What is a Pedal Puncture Wound?
Puncture wounds occur when a sharp object such as a knife, nail, or piece of wood pierce through the skin. They occur on the feet when a patient accidentally steps on a sharp object while walking barefoot or wearing inadequately protective footwear.
Foot puncture wounds, also known as pedal puncture wounds, have a higher risk of infection and should be examined by your podiatric doctor. Some appear superficial but may extend deeper into the tissues, carrying dirt and bacteria within it that contaminate and cause infection if left untreated.
For some patients, a puncture wound may also occur as a result of an animal bite. In this case, it's best to contact your doctor and seek immediate medical attention.
What Are the Causes of Puncture Wounds?
Pedal puncture wounds can be caused for several reasons. Walking around barefoot or wearing non-protective footwear can make you more prone to getting puncture wounds due to stepping on sharp objects. They can also occur due to:
- animal or insect bites
- accidents or injuries to your feet
Symptoms of Puncture Wounds on Your Feet
Symptoms of pedal puncture wounds include:
- redness around the wound
- numbness and tingling sensations below the puncture wound
- inability to put weight on the foot
- open sores
- pus-like drainage, especially in the case of infected puncture wounds
- debris or dirt lodged in the wound
If left untreated, pedal puncture wounds can result in serious complications such as osteomyelitis (infection of the bone), deep abscess formation, and necrosis of the skin.
What to Expect During a Puncture Wound Treatment at the Podiatrist
Puncture wounds on your feet need immediate examination and care by a podiatrist. It's highly recommended to visit your podiatrist with 24 hours of injury. Even if the wound seems minor and is not bleeding, proper cleaning and dressing of the wound will minimize the risk of infection. This is extremely important in patients with diabetes, who may not experience the typical symptoms of puncture wounds due to peripheral neuropathy or Charcot foot.
Your initial appointment will involve a thorough medical history, including any medications taken that may impede the process of recovery. Your podiatric physician will also ask when the injury happened, as well as the location and if you were wearing footwear—this is to help determine if an infection is possible, as well as the chances of dirt or debris remaining lodged in the wound.
Your physician will carefully inspect the puncture wound site to determine its size, depth, and shape. They will also evaluate your motor function, as well as your ability to feel pain around the wound site. Diagnostic tests such as MRIs, X-rays, and CT scans, along with a blood test, will also be required to detect the presence of infection or whether any foreign bodies are still present in the wound.

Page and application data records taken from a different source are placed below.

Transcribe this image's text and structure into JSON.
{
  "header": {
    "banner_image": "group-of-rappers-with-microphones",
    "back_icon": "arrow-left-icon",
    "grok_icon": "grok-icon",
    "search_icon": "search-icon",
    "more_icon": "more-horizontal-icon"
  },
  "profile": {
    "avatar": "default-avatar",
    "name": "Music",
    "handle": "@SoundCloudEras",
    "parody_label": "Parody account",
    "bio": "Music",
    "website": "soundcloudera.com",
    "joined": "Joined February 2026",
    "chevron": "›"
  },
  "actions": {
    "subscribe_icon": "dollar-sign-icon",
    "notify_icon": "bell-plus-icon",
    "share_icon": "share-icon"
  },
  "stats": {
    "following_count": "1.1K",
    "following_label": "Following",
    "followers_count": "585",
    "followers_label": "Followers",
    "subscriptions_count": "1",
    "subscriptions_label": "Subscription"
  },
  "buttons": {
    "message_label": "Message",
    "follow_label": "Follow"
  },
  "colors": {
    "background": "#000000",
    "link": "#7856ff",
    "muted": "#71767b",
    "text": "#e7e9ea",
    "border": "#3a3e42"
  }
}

Depending on the symptoms and severity of the pedal puncture wound, treatment can often involve:
- properly cleaning and dressing the puncture wound
- use of antibiotics
- surgical retrieval of foreign bodies
- drainage of the puncture wound
- tetanus shot—especially if you've not had one in the past ten years